Kepler's recording of dips in the light coming from the KOI-5 in 2009 aroused excitement when such events were very new. However, interference from the system's stars made making KOI-5Ab, as the possible world was named, a major challenge. “There were easier pickings than KOI-5Ab, and we were learning something new from Kepler every day so that KOI-5 was mostly forgotten.” Dr David Ciardi of NASA's Exoplanet Science Institute said in a statement.
By 2018 Kepler had been replaced by TESS (Transiting Exoplanet Survey Satellite), which also picked up dips in brightness coming from the system. The slight reduction in light occurs every 5 days as if a planet very close to its star keeps passing in front. Ciardi used spectral data collected at the Keck telescope to reveal a wobble in KOI-5A, the brightest star in the system, consistent with a 5-day orbit of a mass about half that of Saturn. The findings were presented at the American Astronomical Society's virtual meeting.
Putting together observations from the two satellites and the Keck, Gemini North and Palomar observatories Ciardi has revealed a highly unexpected feature of the system – the orbits of the star KOI-5B and the planet KOI-5Ab are 50 degrees out of alignment. Planets form from a common disk of gas and dust, leading to orbits in a common plane
Planets and stars in multi-star systems are expected to be the same, although of course, we have fewer examples to confirm this. KOI-5C's orbit is so far from the other two stars (taking 400 years to go around) a misalignment would be unsurprising. Instead of having formed from the same disk, it could be a captured star that passed nearby.
KOI-5B is a different matter. It and KOI-5A circle each other every 30 years – similar to Saturn's journey. They almost certainly formed together. Ciardi and colleagues think some interaction between KOI-5B and KOI-5Ab must have thrown the unfortunate planet out of its orbit, likely also explaining its close, and very hot, orbit to its star.

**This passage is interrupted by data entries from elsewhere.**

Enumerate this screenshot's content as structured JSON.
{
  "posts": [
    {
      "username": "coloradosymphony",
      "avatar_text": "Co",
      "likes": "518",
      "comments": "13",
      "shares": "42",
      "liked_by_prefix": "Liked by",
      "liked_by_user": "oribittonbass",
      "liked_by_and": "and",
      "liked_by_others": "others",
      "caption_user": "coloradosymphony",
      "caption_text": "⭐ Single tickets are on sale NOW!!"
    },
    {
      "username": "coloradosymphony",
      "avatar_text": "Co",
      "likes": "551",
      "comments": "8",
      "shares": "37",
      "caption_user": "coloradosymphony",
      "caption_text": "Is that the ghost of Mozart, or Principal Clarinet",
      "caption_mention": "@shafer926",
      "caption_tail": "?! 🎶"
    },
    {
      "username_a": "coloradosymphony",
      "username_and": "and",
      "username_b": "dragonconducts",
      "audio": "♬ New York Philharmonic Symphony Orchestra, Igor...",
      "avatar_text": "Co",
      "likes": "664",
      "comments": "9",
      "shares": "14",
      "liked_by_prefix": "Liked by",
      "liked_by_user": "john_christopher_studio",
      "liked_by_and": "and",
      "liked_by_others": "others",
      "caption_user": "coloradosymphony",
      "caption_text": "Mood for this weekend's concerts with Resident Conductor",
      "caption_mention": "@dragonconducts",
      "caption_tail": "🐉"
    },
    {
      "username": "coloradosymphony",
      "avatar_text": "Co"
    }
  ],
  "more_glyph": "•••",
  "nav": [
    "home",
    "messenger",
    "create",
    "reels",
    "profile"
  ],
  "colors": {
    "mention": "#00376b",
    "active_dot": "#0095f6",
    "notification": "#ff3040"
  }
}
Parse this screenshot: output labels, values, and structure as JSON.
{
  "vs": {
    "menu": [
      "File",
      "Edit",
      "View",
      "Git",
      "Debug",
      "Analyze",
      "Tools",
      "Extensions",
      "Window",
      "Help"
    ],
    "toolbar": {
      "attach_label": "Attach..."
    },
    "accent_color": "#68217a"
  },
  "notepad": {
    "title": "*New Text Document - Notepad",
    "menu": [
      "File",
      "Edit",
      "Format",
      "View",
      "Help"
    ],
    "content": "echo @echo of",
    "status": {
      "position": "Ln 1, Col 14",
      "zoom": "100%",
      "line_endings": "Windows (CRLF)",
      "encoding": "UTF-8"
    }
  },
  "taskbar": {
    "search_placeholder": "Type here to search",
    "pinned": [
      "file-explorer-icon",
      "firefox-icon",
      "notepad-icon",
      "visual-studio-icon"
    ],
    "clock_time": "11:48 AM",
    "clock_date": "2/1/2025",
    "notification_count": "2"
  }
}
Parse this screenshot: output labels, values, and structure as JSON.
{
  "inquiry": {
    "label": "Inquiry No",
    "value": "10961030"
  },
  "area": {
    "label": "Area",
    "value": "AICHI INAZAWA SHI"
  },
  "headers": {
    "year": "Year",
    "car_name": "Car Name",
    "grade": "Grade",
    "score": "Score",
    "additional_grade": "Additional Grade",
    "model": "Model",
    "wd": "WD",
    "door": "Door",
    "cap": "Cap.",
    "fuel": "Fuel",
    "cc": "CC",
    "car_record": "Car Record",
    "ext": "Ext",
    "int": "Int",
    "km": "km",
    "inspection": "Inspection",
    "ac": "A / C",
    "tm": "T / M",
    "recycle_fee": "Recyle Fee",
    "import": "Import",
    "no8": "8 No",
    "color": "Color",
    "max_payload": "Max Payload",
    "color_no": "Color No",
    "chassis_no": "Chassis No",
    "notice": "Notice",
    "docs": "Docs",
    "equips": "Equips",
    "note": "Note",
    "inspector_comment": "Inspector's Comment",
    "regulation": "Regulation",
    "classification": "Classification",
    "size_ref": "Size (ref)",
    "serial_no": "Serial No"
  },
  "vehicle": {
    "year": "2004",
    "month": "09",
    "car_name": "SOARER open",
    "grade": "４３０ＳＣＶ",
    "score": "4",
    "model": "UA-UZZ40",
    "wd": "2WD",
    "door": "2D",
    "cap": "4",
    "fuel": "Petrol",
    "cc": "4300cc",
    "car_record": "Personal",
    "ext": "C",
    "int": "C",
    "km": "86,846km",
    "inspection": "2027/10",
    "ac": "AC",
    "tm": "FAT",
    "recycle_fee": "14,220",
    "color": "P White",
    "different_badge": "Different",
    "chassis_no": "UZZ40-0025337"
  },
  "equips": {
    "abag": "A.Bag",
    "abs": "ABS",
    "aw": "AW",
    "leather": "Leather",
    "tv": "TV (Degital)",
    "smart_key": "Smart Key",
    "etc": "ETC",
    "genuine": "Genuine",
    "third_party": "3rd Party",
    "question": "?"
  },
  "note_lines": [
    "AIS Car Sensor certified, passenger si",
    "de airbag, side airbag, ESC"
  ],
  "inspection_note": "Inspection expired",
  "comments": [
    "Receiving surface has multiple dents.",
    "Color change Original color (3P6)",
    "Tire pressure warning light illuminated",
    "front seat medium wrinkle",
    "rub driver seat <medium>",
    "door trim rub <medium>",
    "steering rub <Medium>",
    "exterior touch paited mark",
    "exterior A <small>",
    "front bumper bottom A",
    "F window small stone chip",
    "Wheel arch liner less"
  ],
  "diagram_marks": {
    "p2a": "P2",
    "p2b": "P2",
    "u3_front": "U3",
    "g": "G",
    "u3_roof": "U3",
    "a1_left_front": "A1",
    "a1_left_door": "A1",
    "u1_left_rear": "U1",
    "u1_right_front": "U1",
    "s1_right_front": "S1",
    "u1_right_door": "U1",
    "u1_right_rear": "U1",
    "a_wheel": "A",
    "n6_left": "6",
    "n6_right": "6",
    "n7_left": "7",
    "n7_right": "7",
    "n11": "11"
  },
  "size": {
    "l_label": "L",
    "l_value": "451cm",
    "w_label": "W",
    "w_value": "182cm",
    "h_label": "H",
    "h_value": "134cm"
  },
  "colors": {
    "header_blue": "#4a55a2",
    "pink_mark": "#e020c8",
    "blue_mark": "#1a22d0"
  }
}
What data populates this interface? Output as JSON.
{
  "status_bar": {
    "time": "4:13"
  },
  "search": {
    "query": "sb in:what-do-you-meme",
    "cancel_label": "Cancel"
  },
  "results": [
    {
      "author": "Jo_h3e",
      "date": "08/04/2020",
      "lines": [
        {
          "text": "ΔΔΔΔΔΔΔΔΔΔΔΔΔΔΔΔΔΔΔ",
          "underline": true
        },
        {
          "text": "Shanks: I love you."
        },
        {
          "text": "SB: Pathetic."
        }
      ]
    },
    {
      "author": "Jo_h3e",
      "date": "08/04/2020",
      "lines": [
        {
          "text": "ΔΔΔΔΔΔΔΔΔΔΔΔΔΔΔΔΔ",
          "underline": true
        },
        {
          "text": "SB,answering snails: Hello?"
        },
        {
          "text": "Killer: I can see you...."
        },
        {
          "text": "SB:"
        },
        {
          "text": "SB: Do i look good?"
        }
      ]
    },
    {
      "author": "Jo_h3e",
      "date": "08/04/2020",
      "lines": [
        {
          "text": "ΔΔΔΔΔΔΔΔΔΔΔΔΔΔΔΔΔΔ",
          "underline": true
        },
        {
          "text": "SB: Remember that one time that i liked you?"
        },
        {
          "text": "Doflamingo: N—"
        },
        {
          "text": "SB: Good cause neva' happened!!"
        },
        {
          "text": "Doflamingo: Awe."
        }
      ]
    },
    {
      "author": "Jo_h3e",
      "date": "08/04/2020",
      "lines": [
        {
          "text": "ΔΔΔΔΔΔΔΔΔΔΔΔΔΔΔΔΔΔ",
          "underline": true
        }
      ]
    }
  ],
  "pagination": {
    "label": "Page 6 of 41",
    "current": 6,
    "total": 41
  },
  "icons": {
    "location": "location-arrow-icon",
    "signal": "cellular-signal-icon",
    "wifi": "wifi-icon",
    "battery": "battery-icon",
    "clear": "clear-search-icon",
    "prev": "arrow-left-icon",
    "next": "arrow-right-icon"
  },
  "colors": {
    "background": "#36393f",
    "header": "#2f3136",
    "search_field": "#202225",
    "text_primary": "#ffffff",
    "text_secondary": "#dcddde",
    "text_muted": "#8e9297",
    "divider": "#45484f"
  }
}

“We don’t know of many planets that exist in triple-star systems, and this one is extra special because its orbit is skewed,” Ciardi said. “We still have a lot of questions about how and when planets can form in multiple-star systems and how their properties compare to planets in single-star systems. By studying this system in greater detail, perhaps we can gain insight into how the universe makes planets."